“We are up BIG, but they are trying to STEAL the Election,” Trump tweeted. “We will never let them do it. Votes cannot be cast after the Polls are closed!”
We are up BIG, but they are trying to STEAL the Election. We will never let them do it. Votes cannot be cast after the Polls are closed!
— Donald J. Trump (@realDonaldTrump) November 4, 2020
Twitter took action against the tweet quickly, placing it behind a warning and adding a misinformation label. The company explained its actions in a tweet, stating that the president’s message contained a “potentially misleading claim about an election.”
While Trump’s wording is left a bit ambiguous, the president again appears to be attacking the integrity of vote-by-mail ballots. With mail-in ballots expected to come in slowly in some states, lagging votes may play a big part in the election outcome. That scenario was expected and does not raise any concerns over the integrity of vote tallying.
Due to a huge spike in mail-in voting related to the pandemic, results were expected to be more ambiguous on election night in 2020 than in past years and so far that’s proven true. Social media companies began crafting new policies for the unusual circumstances of the 2020 election and its worrisome misinformation ecosystem in the months leading up to November.
Twitter also said in a September policy announcement that it would remove or label any tweets that incite unlawful activity and threaten a “peaceful transfer of power or orderly succession.” While tweets that Twitter restricts remain online, they’re placed behind a warning message that users must first click through in order to view their content. Restricted tweets also have their retweets, likes and comments disabled, reducing their reach.
On Facebook, where much of Trump’s Twitter content is reposted, his message earned a label reminding users that election night results and final results may differ but the post was not otherwise restricted.
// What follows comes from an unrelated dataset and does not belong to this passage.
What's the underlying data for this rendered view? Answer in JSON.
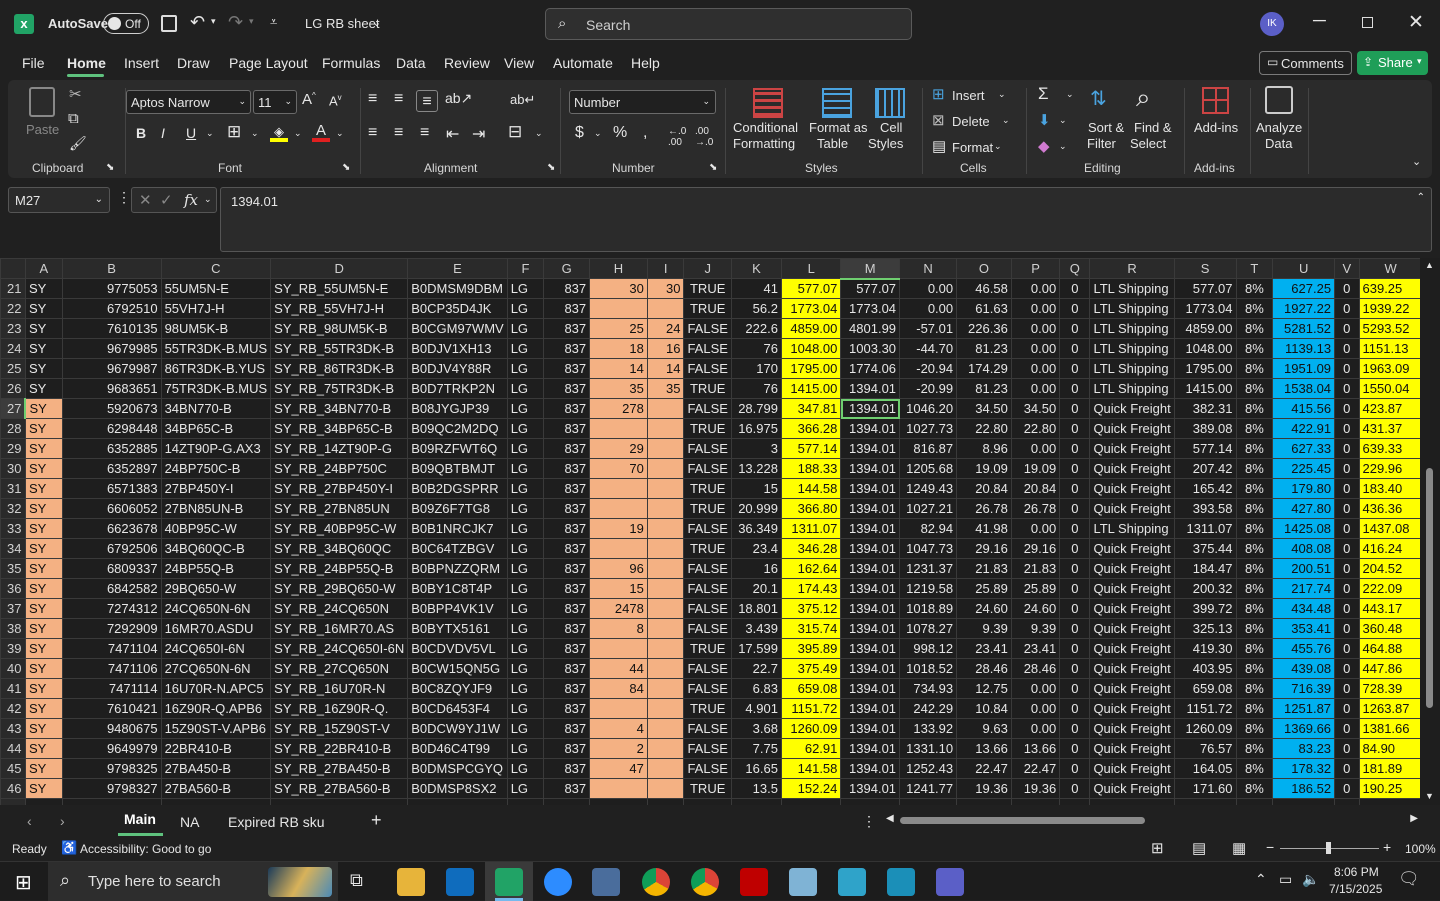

In an email, Facebook spokesperson Tom Reynolds said that Facebook labeled the post shortly after it went up “in accordance with the policies we shared ahead of Election Day.”
The company attached a similar label to another late night Trump post declaring “I will be making a statement tonight. A big WIN!” Facebook previously said it planned to label any posts claiming premature victory with an informational message pointing users to official election results.